Being independent and interactive is the second characteristic of modern dance in Hong Kong. Take a look at the list of membership of Hong Kong Dance Alliance at the back of dance journal/ hk. One can find numerous dance companies in small independent units ranging from Mui Cheuk-yin's "Contact Point, Andy Wong's DanceArt Hong Kong, Rosalind Newman's Dance HK/ NY, Pun Siu-fai's Dancing City, Jocelyn Chung's Danseomanie, Jacky Yu's E-Side Modern Dance Company, Yeung Wai-mei's McMuiMui Dansemble, Ong Yang Lock's South Asli Dance Workshop, Afa Chiang's Three Colours. Although these small units can choreograph one dance program alone, more often than not they would join together in dance series in the name of Six Dance Brocade (liu duan jin 六段錦), Infinite Emotions (ba fen ba 八份八) , flu da gui (九大簋) or All Independent Dance Series (ge zi ge 各自各). Independent units of dances unrelated to each other are center-staged one after another, serving an experimental flavor of interactive chemistry. Seeing a modern dance in Hong Kong is like seeing a variety show with personality and diversity.
Modern dance in Hong Kong derives its originality and authenticity from the cultural space and historical time of our city life. Both Helen Lai's Summer Solstice and Pun Siu Fai’s Somewhere in the Past by the Railway make use of the same Italian piazza in the outdoor space of Hong Kong Cultural Center along the bank of Tsim Sha Tsui. Visionary glimpses of the forlorn past are conjured up in the eyes of the audiences. The busy passers-by are forced to stop and think about in the inner space of themselves part of their forgotten selves. Pun's recent environmental dance Journey to the Lion Rock: A Marco Polo Adventure once again makes use of the space of cultural heritages to remind the busy moving audiences in their repressed consciousness who they are and where they are. People have to wake up from the rosy dream of city life and see the vanished garden of Hong Kong history.

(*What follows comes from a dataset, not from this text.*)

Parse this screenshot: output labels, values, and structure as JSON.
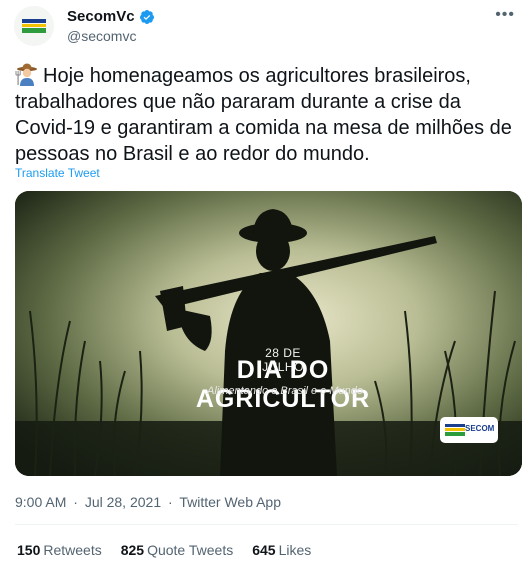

Last but not the least, our modern dance embodies a typically Hong Kong sensibility towards contemporary history and culture. The external world is subjectively visualized from the perspectives of local people and individual selves. Hong Kong audience can echo with choreographers feelings of grievance and absurdity in the turn of affairs in the June Fourth Incident in Willy Tsao's Hell Screen or in the melodramatic handover of Hong Kong to China in 1997 in Helen Lai's Revolutionary Pekinese Opera (Millennium Mix). We can also sense the ambivalence and hybridity of Hong Kong identity in Yuri Ng's Boy Story and Ciao Cio Suzie Wong. In Daniel Yeung's Dance Exhibitionist —A Paradise for Natural Body, we observe a small boy's fear of fragmentation and disintegration in the threatening gaze of an invisible 'Other' in total darkness. Our modern dance presents and represents Hong Kong in its living mobility and moving sensibility. Any serious critique of the dances should be regarded as cultural study of Hong Kong per se.
編輯手記 Editor's Note

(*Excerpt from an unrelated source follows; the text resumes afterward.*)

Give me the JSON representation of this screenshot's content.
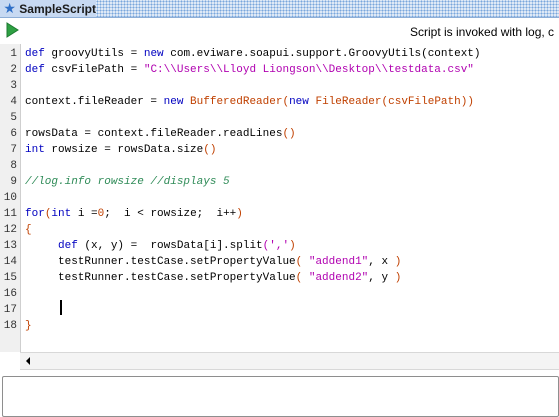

Dr. Paris Chi-chuen Lau, a Lecturer at the General Education Centre of the Hong Kong Polytechnic University, wrote this article in 2001 to discuss the localization of art and culture, and how contemporary dance reflects certain human characteristics of its time and place. Through continuous writing, discussion and dialogue, as well as more cultural critiques and records, the artistic qualities of an era may be collected and consolidated. The article also recorded the flourishing situation of the dance community at that time. However, modern art and how it operates are very different from the way traditional Chinese art reaches the public, and the editor therefore has some reservations about the author's argument that “Popularity seems to suggest vulgarity, cheapness, shallowness, and tastelessness”. Nevertheless, the article’s cultural criticism of Hong Kong is deeply thought-provoking.